◆ Source material:
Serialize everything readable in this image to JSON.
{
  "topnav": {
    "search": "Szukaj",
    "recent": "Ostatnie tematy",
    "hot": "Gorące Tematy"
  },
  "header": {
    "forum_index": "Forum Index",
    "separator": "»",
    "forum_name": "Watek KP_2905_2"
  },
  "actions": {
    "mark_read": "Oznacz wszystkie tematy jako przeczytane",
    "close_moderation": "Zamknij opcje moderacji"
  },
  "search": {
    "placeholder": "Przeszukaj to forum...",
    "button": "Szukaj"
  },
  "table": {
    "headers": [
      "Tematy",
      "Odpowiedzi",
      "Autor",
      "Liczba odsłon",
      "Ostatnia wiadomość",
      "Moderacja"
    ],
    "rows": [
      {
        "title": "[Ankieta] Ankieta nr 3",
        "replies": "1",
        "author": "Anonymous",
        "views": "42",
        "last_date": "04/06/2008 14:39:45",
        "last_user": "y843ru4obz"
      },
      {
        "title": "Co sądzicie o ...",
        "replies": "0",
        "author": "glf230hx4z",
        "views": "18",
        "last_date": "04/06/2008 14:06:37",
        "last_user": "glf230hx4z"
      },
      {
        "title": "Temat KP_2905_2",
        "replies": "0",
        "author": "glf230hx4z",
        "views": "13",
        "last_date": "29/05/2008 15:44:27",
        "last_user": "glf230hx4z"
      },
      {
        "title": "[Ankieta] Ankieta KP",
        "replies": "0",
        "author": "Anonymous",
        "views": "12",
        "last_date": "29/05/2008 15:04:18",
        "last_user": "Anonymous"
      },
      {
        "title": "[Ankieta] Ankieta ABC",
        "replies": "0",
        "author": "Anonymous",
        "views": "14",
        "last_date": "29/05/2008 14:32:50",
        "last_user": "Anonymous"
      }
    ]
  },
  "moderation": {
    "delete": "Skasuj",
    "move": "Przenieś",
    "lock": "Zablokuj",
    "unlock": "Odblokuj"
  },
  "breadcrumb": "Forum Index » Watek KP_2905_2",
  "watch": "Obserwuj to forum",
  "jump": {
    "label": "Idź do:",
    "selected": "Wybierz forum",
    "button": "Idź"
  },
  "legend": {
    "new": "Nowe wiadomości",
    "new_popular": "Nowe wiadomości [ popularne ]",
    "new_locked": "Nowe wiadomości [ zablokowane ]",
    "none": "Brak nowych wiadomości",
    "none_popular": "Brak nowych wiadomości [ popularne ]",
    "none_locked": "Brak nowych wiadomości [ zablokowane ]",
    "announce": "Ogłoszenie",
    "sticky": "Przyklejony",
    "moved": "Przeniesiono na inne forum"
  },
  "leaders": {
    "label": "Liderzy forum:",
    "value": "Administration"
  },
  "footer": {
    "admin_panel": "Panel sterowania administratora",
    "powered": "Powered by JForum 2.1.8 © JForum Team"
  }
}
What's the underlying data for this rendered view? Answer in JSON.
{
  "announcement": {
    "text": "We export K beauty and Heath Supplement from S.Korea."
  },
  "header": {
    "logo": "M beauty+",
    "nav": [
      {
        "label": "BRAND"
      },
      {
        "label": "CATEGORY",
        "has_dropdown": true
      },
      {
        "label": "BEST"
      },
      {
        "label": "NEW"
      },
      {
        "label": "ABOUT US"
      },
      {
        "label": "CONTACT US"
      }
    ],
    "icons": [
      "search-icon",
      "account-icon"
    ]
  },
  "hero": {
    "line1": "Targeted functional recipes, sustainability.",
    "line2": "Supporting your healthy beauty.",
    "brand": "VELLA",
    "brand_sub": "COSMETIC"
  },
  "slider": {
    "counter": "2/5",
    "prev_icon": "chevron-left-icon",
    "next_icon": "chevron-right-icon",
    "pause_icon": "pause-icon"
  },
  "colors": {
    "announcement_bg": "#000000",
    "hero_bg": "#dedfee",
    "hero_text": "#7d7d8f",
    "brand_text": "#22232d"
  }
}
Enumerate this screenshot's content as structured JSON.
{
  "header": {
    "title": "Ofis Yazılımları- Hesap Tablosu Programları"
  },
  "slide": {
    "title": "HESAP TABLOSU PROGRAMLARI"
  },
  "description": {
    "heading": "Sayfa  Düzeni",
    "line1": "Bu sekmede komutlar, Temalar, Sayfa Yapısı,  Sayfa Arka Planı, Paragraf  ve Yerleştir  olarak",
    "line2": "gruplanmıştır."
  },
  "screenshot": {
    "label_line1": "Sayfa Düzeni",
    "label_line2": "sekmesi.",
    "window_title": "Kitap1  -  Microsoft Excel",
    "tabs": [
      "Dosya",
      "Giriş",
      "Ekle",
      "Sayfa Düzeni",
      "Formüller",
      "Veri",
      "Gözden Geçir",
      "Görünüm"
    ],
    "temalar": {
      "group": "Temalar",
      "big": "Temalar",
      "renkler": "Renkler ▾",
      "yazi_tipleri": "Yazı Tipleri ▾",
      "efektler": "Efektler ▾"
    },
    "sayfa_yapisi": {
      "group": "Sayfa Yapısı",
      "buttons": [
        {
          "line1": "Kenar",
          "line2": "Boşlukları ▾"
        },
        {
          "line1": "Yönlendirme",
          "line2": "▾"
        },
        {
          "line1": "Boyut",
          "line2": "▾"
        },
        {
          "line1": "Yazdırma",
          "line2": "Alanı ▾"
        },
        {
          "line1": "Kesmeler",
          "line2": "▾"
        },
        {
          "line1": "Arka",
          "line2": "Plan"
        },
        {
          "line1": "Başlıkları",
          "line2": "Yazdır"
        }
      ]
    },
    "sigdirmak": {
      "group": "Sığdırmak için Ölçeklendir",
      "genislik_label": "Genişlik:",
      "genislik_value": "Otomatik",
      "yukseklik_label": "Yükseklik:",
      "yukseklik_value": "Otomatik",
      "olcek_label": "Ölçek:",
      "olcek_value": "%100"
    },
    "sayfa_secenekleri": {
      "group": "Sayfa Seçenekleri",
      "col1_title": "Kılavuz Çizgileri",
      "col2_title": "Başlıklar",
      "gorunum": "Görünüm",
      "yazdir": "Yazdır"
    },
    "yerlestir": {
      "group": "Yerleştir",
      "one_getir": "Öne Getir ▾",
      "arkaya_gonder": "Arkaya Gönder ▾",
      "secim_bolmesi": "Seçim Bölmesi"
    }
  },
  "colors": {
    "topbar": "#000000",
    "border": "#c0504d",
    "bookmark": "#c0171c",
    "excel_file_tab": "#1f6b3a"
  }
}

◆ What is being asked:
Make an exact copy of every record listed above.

◆ Completed exercise:
Serialize everything readable in this image to JSON.
{
  "topnav": {
    "search": "Szukaj",
    "recent": "Ostatnie tematy",
    "hot": "Gorące Tematy"
  },
  "header": {
    "forum_index": "Forum Index",
    "separator": "»",
    "forum_name": "Watek KP_2905_2"
  },
  "actions": {
    "mark_read": "Oznacz wszystkie tematy jako przeczytane",
    "close_moderation": "Zamknij opcje moderacji"
  },
  "search": {
    "placeholder": "Przeszukaj to forum...",
    "button": "Szukaj"
  },
  "table": {
    "headers": [
      "Tematy",
      "Odpowiedzi",
      "Autor",
      "Liczba odsłon",
      "Ostatnia wiadomość",
      "Moderacja"
    ],
    "rows": [
      {
        "title": "[Ankieta] Ankieta nr 3",
        "replies": "1",
        "author": "Anonymous",
        "views": "42",
        "last_date": "04/06/2008 14:39:45",
        "last_user": "y843ru4obz"
      },
      {
        "title": "Co sądzicie o ...",
        "replies": "0",
        "author": "glf230hx4z",
        "views": "18",
        "last_date": "04/06/2008 14:06:37",
        "last_user": "glf230hx4z"
      },
      {
        "title": "Temat KP_2905_2",
        "replies": "0",
        "author": "glf230hx4z",
        "views": "13",
        "last_date": "29/05/2008 15:44:27",
        "last_user": "glf230hx4z"
      },
      {
        "title": "[Ankieta] Ankieta KP",
        "replies": "0",
        "author": "Anonymous",
        "views": "12",
        "last_date": "29/05/2008 15:04:18",
        "last_user": "Anonymous"
      },
      {
        "title": "[Ankieta] Ankieta ABC",
        "replies": "0",
        "author": "Anonymous",
        "views": "14",
        "last_date": "29/05/2008 14:32:50",
        "last_user": "Anonymous"
      }
    ]
  },
  "moderation": {
    "delete": "Skasuj",
    "move": "Przenieś",
    "lock": "Zablokuj",
    "unlock": "Odblokuj"
  },
  "breadcrumb": "Forum Index » Watek KP_2905_2",
  "watch": "Obserwuj to forum",
  "jump": {
    "label": "Idź do:",
    "selected": "Wybierz forum",
    "button": "Idź"
  },
  "legend": {
    "new": "Nowe wiadomości",
    "new_popular": "Nowe wiadomości [ popularne ]",
    "new_locked": "Nowe wiadomości [ zablokowane ]",
    "none": "Brak nowych wiadomości",
    "none_popular": "Brak nowych wiadomości [ popularne ]",
    "none_locked": "Brak nowych wiadomości [ zablokowane ]",
    "announce": "Ogłoszenie",
    "sticky": "Przyklejony",
    "moved": "Przeniesiono na inne forum"
  },
  "leaders": {
    "label": "Liderzy forum:",
    "value": "Administration"
  },
  "footer": {
    "admin_panel": "Panel sterowania administratora",
    "powered": "Powered by JForum 2.1.8 © JForum Team"
  }
}
What's the underlying data for this rendered view? Answer in JSON.
{
  "announcement": {
    "text": "We export K beauty and Heath Supplement from S.Korea."
  },
  "header": {
    "logo": "M beauty+",
    "nav": [
      {
        "label": "BRAND"
      },
      {
        "label": "CATEGORY",
        "has_dropdown": true
      },
      {
        "label": "BEST"
      },
      {
        "label": "NEW"
      },
      {
        "label": "ABOUT US"
      },
      {
        "label": "CONTACT US"
      }
    ],
    "icons": [
      "search-icon",
      "account-icon"
    ]
  },
  "hero": {
    "line1": "Targeted functional recipes, sustainability.",
    "line2": "Supporting your healthy beauty.",
    "brand": "VELLA",
    "brand_sub": "COSMETIC"
  },
  "slider": {
    "counter": "2/5",
    "prev_icon": "chevron-left-icon",
    "next_icon": "chevron-right-icon",
    "pause_icon": "pause-icon"
  },
  "colors": {
    "announcement_bg": "#000000",
    "hero_bg": "#dedfee",
    "hero_text": "#7d7d8f",
    "brand_text": "#22232d"
  }
}
Enumerate this screenshot's content as structured JSON.
{
  "header": {
    "title": "Ofis Yazılımları- Hesap Tablosu Programları"
  },
  "slide": {
    "title": "HESAP TABLOSU PROGRAMLARI"
  },
  "description": {
    "heading": "Sayfa  Düzeni",
    "line1": "Bu sekmede komutlar, Temalar, Sayfa Yapısı,  Sayfa Arka Planı, Paragraf  ve Yerleştir  olarak",
    "line2": "gruplanmıştır."
  },
  "screenshot": {
    "label_line1": "Sayfa Düzeni",
    "label_line2": "sekmesi.",
    "window_title": "Kitap1  -  Microsoft Excel",
    "tabs": [
      "Dosya",
      "Giriş",
      "Ekle",
      "Sayfa Düzeni",
      "Formüller",
      "Veri",
      "Gözden Geçir",
      "Görünüm"
    ],
    "temalar": {
      "group": "Temalar",
      "big": "Temalar",
      "renkler": "Renkler ▾",
      "yazi_tipleri": "Yazı Tipleri ▾",
      "efektler": "Efektler ▾"
    },
    "sayfa_yapisi": {
      "group": "Sayfa Yapısı",
      "buttons": [
        {
          "line1": "Kenar",
          "line2": "Boşlukları ▾"
        },
        {
          "line1": "Yönlendirme",
          "line2": "▾"
        },
        {
          "line1": "Boyut",
          "line2": "▾"
        },
        {
          "line1": "Yazdırma",
          "line2": "Alanı ▾"
        },
        {
          "line1": "Kesmeler",
          "line2": "▾"
        },
        {
          "line1": "Arka",
          "line2": "Plan"
        },
        {
          "line1": "Başlıkları",
          "line2": "Yazdır"
        }
      ]
    },
    "sigdirmak": {
      "group": "Sığdırmak için Ölçeklendir",
      "genislik_label": "Genişlik:",
      "genislik_value": "Otomatik",
      "yukseklik_label": "Yükseklik:",
      "yukseklik_value": "Otomatik",
      "olcek_label": "Ölçek:",
      "olcek_value": "%100"
    },
    "sayfa_secenekleri": {
      "group": "Sayfa Seçenekleri",
      "col1_title": "Kılavuz Çizgileri",
      "col2_title": "Başlıklar",
      "gorunum": "Görünüm",
      "yazdir": "Yazdır"
    },
    "yerlestir": {
      "group": "Yerleştir",
      "one_getir": "Öne Getir ▾",
      "arkaya_gonder": "Arkaya Gönder ▾",
      "secim_bolmesi": "Seçim Bölmesi"
    }
  },
  "colors": {
    "topbar": "#000000",
    "border": "#c0504d",
    "bookmark": "#c0171c",
    "excel_file_tab": "#1f6b3a"
  }
}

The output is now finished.